It is our experience that for the flow property testing of coals at elevated moisture contents and for use in the design of large coal storages (bins and bottom reclaim stockpiles) that the Johanson Hang-up Indicizer has some severe limitations. We use a top size for test samples of 4mm which can present problems in the Indicizer cell. At elevated moistures the Indicizer does not completely fail the test sample (push a complete plug in the one-dimensional failure mode) which casts doubts on the relevance of the Arching or Ratholing Index calculated by the machine's 'black box'. The capacity of the Indicizers is often exceeded which is limiting when large bins and stockpiles are required to be designed. We have also found that the machine is not particularly robust when used with bulk solids such as ROM coals. As indicated above it give no wall friction information. Generally with above ambient moisture coals wall friction is variable and depends not only on the wall lining material but also on the consolidation level. From a design point of view it is necessary to see how the hopper half angle for mass-flow can be varied with hopper outlet dimension or span to ensure that a practical geometry is attained. The Hang-up Indicizer only provides one piece of time storage data over the time storage interval of interest. If verification or more than one piece of time storage information is required then this can be a time consuming exercise as well as tying up expensive equipment. The moisture loss problem referred to by Brian Cox is also a consideration. The Hang-up Indicizer does have the potential to provide, fairly quickly, some 'relativities' between samples based on arching and/or ratholing capabilities. Our experience is that the repeatabilty obtained is not without some 'noise'.

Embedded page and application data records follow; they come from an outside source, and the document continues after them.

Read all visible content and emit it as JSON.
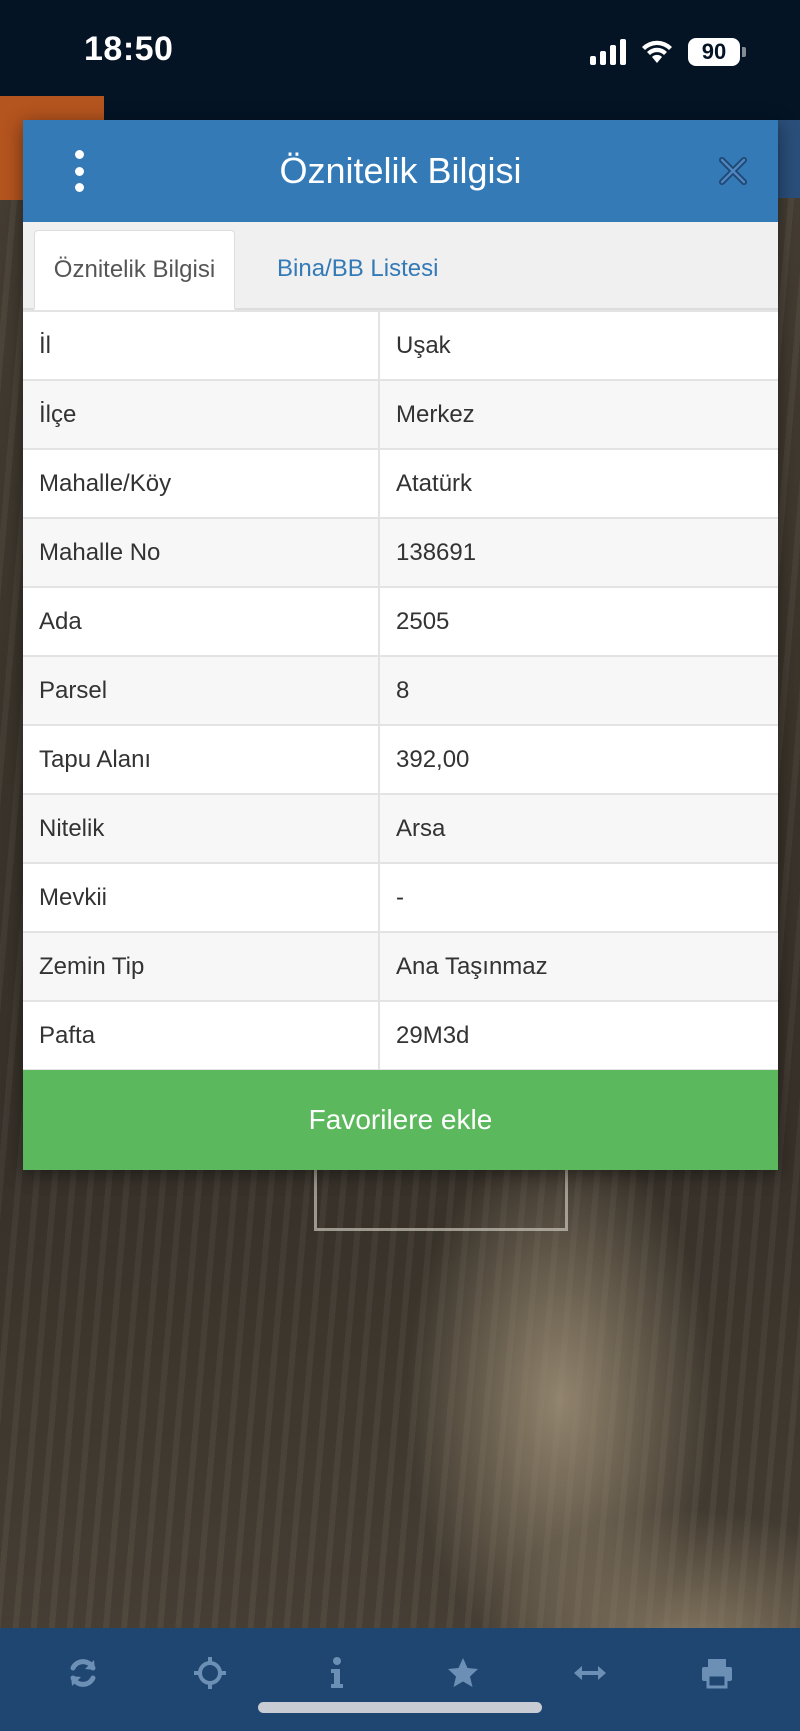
{
  "status_bar": {
    "time": "18:50",
    "battery": "90",
    "icons": [
      "cellular-signal-icon",
      "wifi-icon",
      "battery-icon"
    ]
  },
  "dialog": {
    "title": "Öznitelik Bilgisi",
    "menu_icon": "kebab-menu-icon",
    "close_icon": "close-icon",
    "tabs": [
      {
        "label": "Öznitelik Bilgisi",
        "active": true
      },
      {
        "label": "Bina/BB Listesi",
        "active": false
      }
    ],
    "rows": [
      {
        "key": "İl",
        "value": "Uşak"
      },
      {
        "key": "İlçe",
        "value": "Merkez"
      },
      {
        "key": "Mahalle/Köy",
        "value": "Atatürk"
      },
      {
        "key": "Mahalle No",
        "value": "138691"
      },
      {
        "key": "Ada",
        "value": "2505"
      },
      {
        "key": "Parsel",
        "value": "8"
      },
      {
        "key": "Tapu Alanı",
        "value": "392,00"
      },
      {
        "key": "Nitelik",
        "value": "Arsa"
      },
      {
        "key": "Mevkii",
        "value": "-"
      },
      {
        "key": "Zemin Tip",
        "value": "Ana Taşınmaz"
      },
      {
        "key": "Pafta",
        "value": "29M3d"
      }
    ],
    "favorite_button": "Favorilere ekle"
  },
  "toolbar": {
    "icons": [
      "refresh-icon",
      "crosshair-icon",
      "info-icon",
      "star-icon",
      "measure-icon",
      "print-icon"
    ]
  },
  "colors": {
    "header_blue": "#337ab7",
    "button_green": "#5cb85c",
    "toolbar_blue": "#1f4670",
    "status_bar": "#041425"
  }
}
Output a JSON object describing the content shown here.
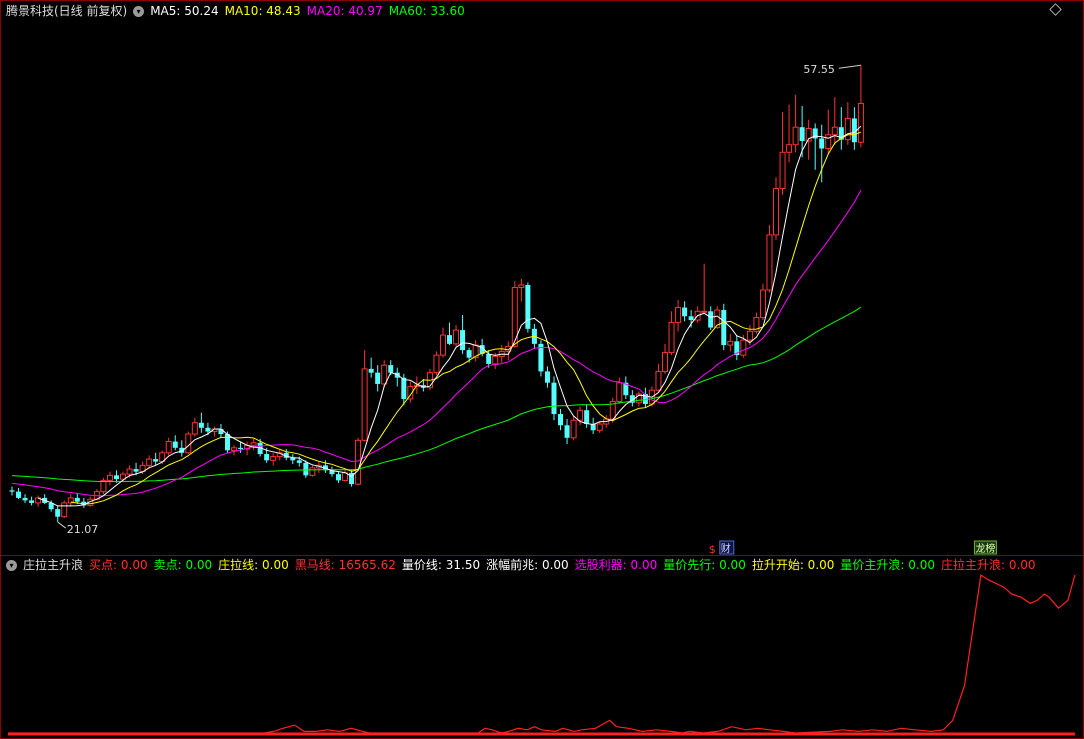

The Jenike is not without its problems either. As Tom Troxel points out a skilled operator is required. I would put it more strongly, a very skilled operator is required! This is especially the case when determining the family of instantaneous yield loci. This is a often rather difficult task when dealing with coals at their maximum strength moisture content. Not only is skill required to undertake the testwork but care and some considerable skill is required to interpret the data collected. The main advantages of the method are: it's wide acceptance and associated well tried design procedures for storage bins, feeders, chutes etc; its provision of a wide range of data to allow both large and small storage facilities to be designed; its provision of considerable time storage information, collected 'in parallel' ie over the time storage interval of interest; provision of a simple procedure to obtain vital wall friction data. While procedures based on the Jenike data have been developed to provide relative 'handleability indices' to compare various bulk solid samples, the time taken to collect the relevant data is not trivial.